**About this task:**
Look for the word "icon" in the material below, then report each line where it occurs.
--- Dataset Enclosed Below ---
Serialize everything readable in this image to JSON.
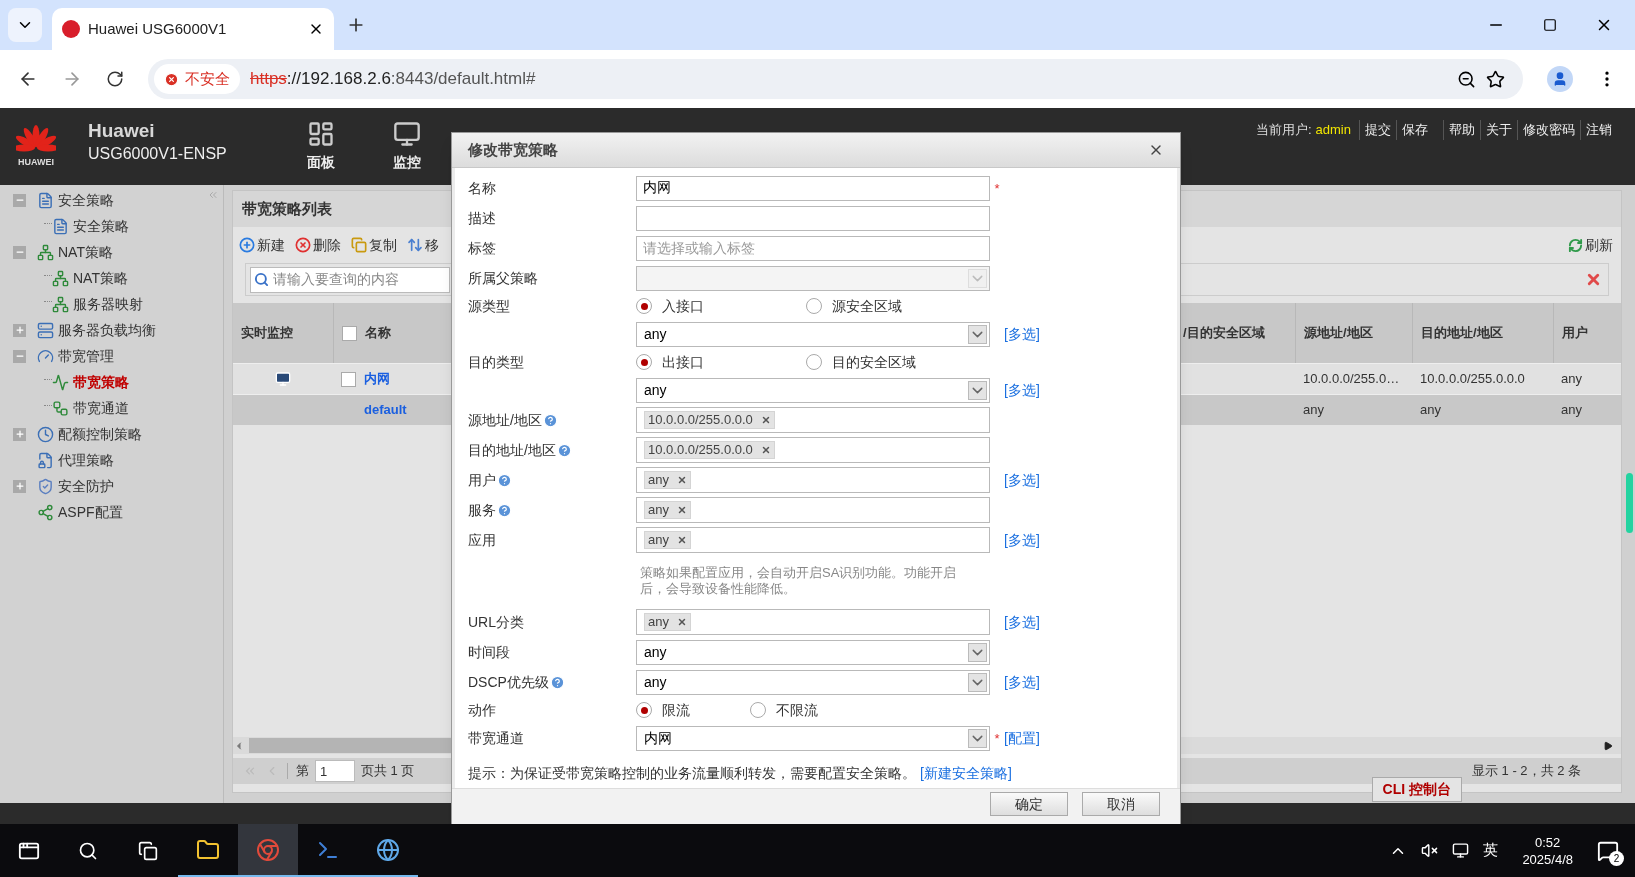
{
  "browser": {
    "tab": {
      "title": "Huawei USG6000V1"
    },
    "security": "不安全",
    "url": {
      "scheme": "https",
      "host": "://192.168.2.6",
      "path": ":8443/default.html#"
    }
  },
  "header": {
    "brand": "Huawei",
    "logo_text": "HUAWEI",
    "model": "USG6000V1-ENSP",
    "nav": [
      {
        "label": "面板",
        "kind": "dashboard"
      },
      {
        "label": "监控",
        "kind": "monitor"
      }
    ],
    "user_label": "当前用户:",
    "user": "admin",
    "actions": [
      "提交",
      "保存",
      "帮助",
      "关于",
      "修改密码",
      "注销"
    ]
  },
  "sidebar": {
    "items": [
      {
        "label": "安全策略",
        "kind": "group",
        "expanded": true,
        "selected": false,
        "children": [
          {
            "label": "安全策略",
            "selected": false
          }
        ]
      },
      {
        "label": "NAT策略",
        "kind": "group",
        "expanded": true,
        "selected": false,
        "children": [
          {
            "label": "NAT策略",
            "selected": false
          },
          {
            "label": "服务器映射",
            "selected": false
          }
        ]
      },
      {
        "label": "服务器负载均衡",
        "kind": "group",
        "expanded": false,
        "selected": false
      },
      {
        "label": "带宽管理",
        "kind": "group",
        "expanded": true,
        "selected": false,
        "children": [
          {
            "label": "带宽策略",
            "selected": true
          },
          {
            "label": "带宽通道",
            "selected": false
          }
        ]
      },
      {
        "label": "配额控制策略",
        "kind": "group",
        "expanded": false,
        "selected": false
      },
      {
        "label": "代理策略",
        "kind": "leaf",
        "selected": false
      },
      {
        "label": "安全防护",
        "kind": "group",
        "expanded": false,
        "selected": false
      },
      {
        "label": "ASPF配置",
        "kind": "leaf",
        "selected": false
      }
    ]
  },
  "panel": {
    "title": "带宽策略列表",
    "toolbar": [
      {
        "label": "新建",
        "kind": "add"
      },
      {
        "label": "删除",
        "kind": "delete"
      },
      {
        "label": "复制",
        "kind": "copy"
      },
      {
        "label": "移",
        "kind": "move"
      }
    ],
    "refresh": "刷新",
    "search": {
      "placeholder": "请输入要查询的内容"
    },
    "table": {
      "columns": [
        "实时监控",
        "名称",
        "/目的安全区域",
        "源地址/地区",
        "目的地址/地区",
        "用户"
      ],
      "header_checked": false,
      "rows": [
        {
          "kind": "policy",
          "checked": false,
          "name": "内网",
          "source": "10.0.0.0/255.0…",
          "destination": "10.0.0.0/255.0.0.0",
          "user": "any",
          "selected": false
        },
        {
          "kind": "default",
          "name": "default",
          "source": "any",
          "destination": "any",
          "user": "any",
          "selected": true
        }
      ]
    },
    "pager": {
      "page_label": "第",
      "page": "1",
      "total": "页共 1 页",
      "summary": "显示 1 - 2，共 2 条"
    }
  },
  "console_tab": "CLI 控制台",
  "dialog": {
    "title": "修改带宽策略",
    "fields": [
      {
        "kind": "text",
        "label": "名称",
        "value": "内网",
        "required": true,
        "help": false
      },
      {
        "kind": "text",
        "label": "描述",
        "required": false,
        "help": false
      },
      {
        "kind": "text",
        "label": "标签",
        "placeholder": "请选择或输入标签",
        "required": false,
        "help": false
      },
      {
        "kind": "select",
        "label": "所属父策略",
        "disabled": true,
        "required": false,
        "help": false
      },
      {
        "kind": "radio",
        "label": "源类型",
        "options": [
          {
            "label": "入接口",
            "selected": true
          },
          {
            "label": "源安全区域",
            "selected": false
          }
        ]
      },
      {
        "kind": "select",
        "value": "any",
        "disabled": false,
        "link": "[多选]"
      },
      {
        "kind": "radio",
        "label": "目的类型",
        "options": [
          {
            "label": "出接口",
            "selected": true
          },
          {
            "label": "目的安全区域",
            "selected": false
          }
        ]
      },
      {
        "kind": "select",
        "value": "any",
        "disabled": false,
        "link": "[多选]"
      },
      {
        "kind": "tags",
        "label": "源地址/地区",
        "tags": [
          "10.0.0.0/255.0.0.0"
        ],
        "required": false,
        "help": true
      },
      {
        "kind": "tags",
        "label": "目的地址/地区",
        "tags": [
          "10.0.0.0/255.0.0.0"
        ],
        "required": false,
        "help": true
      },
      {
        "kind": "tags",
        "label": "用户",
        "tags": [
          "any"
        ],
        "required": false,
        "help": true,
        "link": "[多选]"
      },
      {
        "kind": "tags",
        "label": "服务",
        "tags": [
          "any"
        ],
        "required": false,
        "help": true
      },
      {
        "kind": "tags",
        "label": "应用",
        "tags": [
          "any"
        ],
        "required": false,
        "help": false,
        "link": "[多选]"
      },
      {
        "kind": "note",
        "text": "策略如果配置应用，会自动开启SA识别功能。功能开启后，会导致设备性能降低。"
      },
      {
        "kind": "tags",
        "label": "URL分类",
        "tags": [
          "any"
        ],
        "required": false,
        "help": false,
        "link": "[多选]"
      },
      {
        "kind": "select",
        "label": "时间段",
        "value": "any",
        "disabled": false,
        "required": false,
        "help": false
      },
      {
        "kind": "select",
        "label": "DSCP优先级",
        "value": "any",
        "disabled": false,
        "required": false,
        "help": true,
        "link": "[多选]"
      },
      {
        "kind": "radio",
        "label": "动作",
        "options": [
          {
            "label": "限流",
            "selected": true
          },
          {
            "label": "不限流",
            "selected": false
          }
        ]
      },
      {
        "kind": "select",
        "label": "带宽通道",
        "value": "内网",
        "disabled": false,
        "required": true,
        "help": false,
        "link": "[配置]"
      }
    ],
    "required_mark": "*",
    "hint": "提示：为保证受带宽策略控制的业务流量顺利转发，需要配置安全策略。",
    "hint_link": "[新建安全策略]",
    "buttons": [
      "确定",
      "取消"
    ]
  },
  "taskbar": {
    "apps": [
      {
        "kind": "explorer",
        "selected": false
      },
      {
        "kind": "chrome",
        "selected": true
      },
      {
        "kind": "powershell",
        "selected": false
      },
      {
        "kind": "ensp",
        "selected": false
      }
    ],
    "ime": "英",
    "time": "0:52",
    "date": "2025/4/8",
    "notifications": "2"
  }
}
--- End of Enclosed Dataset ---
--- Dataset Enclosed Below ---
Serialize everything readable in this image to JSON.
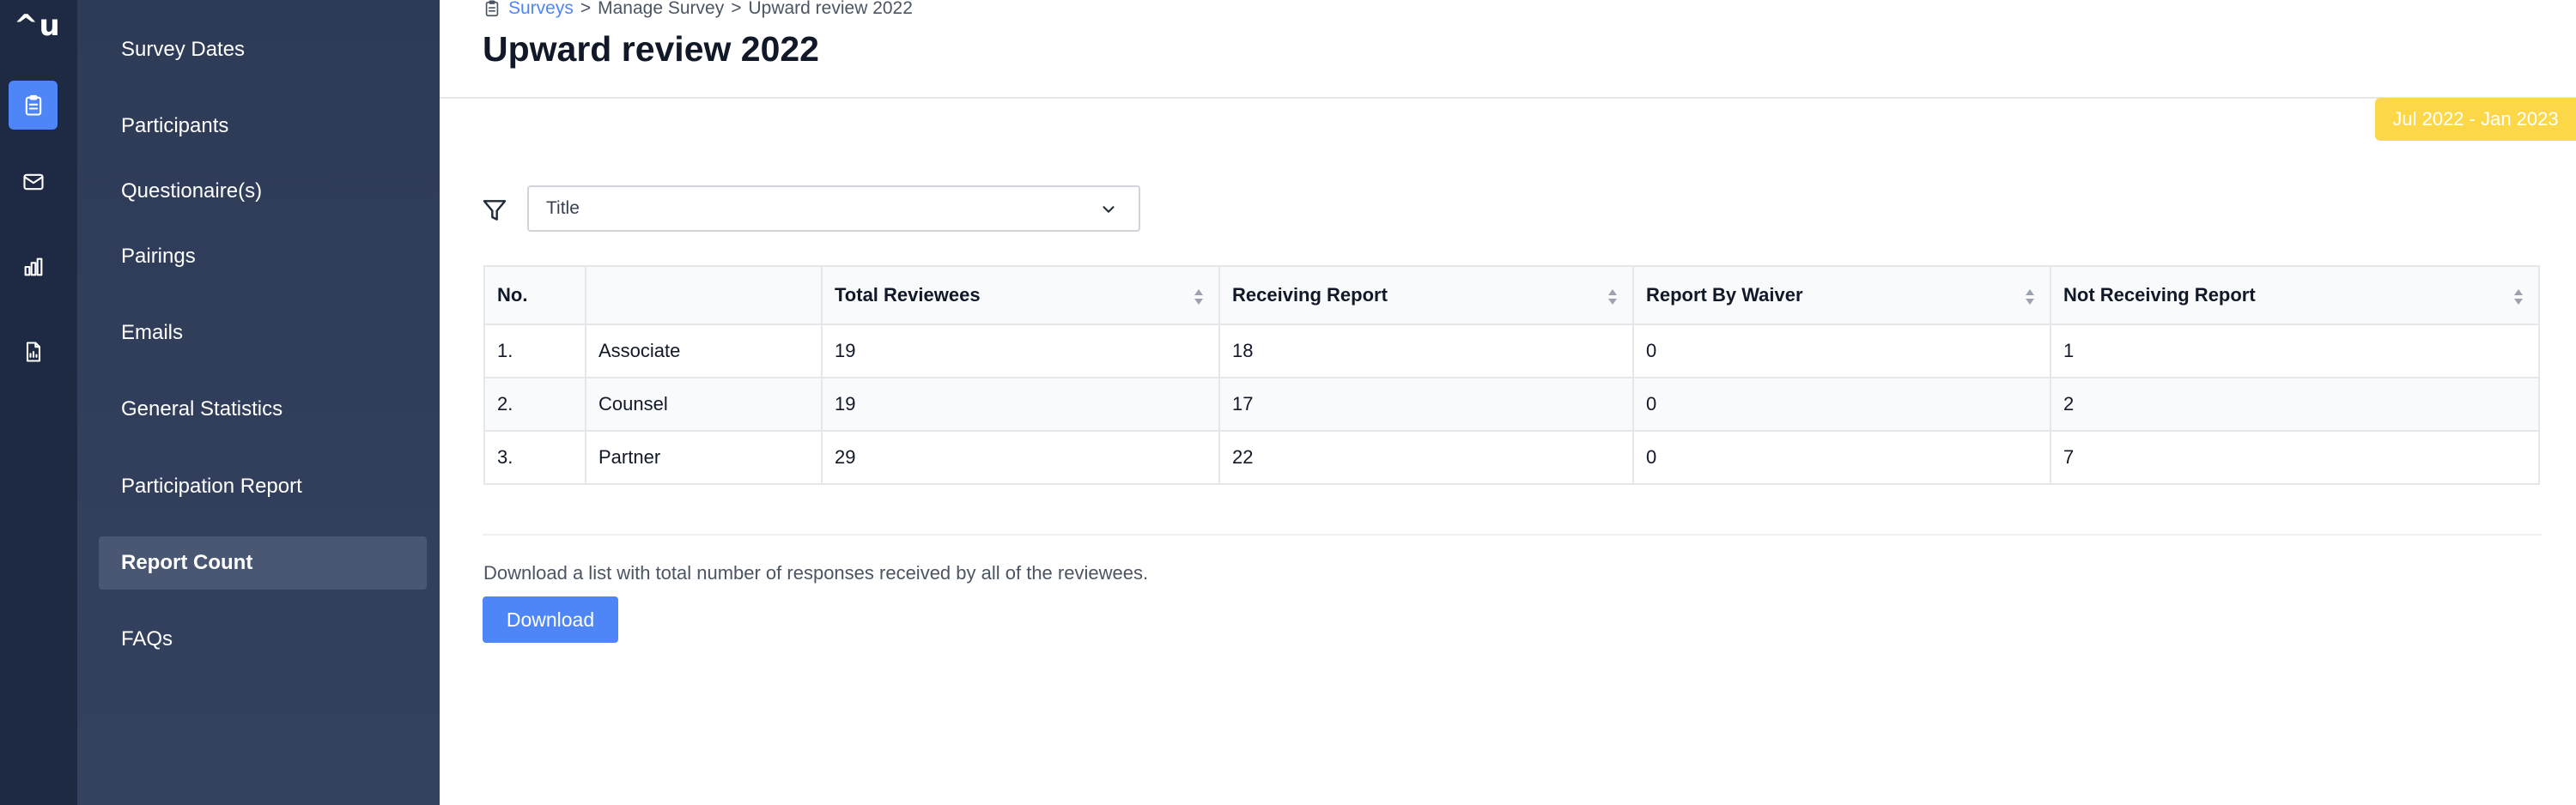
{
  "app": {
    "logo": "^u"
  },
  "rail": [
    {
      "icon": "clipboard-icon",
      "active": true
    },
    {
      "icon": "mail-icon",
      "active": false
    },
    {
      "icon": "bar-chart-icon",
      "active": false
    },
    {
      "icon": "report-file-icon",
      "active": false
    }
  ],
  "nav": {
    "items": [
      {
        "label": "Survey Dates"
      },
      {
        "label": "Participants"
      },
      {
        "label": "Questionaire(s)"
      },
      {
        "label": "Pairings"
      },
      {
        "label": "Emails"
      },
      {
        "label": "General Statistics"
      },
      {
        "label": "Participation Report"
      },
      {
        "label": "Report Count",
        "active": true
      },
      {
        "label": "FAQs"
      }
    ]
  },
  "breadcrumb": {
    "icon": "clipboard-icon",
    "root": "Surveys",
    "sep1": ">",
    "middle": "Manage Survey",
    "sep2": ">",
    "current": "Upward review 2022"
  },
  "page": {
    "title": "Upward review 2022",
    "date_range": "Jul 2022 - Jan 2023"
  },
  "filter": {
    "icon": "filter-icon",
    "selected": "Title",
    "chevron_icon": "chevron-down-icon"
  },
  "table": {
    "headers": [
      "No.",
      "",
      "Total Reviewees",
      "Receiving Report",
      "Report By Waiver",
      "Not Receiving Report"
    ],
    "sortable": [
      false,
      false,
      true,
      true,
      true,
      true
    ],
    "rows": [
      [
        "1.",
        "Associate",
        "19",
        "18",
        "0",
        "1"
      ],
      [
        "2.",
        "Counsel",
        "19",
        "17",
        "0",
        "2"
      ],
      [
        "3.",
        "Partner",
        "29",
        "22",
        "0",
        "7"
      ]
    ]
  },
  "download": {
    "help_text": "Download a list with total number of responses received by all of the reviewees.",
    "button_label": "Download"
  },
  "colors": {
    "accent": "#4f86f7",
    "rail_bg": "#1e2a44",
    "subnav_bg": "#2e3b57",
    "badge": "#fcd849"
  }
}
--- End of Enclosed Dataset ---
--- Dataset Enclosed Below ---
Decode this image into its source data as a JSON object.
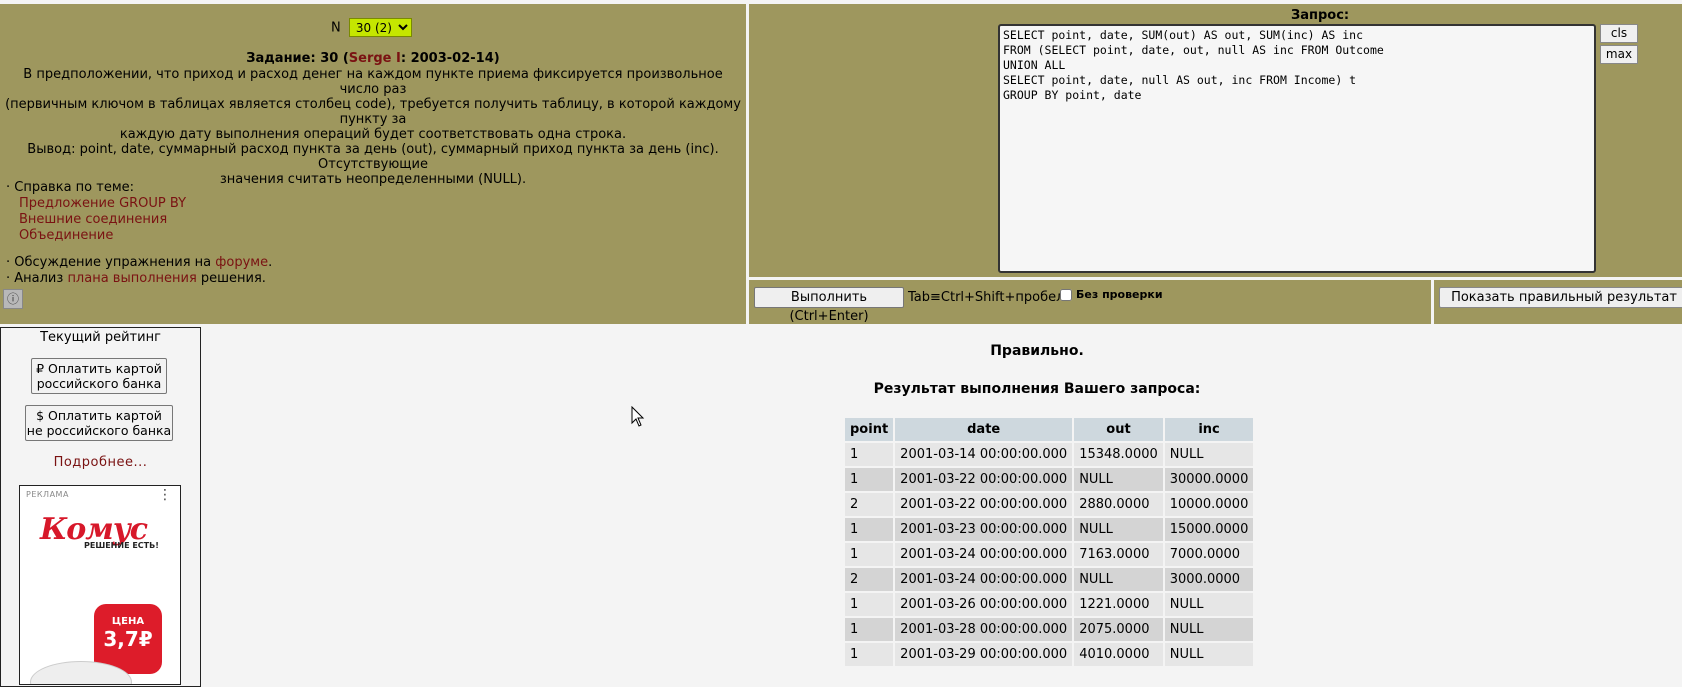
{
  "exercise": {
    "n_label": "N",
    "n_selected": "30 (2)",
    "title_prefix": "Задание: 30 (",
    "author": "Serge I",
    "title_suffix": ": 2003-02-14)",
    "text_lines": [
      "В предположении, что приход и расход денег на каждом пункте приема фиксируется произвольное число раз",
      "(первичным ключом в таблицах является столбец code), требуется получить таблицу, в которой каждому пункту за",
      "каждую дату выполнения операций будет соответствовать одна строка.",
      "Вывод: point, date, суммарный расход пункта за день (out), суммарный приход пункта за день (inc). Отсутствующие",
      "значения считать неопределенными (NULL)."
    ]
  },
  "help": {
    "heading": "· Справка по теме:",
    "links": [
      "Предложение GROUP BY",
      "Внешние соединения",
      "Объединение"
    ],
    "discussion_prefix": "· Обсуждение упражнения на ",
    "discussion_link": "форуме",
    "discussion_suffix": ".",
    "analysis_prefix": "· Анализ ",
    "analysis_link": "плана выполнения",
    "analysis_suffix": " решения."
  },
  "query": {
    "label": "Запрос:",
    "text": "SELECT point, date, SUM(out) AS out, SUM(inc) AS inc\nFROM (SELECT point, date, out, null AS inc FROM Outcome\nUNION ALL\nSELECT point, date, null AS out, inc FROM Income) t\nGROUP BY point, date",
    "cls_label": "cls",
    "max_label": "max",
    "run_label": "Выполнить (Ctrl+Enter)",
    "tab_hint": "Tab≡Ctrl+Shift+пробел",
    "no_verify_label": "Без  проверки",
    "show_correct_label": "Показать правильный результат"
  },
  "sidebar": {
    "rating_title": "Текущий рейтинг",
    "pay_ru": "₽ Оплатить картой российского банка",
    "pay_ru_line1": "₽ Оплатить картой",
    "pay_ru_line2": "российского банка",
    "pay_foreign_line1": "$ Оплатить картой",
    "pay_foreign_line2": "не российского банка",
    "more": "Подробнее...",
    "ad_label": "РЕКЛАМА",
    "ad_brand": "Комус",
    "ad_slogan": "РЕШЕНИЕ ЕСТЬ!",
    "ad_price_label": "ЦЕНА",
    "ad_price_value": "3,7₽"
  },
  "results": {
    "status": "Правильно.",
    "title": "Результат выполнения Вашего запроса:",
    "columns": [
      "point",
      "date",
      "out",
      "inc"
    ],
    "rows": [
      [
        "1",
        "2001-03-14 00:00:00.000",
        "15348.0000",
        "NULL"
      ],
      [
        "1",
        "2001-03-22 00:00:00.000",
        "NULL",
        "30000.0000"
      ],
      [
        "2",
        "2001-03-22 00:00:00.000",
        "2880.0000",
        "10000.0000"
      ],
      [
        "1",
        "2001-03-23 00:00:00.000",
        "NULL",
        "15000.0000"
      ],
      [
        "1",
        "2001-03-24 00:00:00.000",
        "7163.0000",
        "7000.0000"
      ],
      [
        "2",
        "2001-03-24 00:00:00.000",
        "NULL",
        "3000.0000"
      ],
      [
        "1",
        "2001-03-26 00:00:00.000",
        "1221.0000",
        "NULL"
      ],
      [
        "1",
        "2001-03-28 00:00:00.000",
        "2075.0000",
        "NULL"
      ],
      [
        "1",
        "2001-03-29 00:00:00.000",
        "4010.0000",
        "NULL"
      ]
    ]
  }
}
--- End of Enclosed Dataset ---
**Reply:**
      "icon": "clipboard-icon",
      "icon": "mail-icon",
      "icon": "bar-chart-icon",
      "icon": "report-file-icon",
    "icon": "clipboard-icon",
    "icon": "filter-icon",
    "chevron_icon": "chevron-down-icon"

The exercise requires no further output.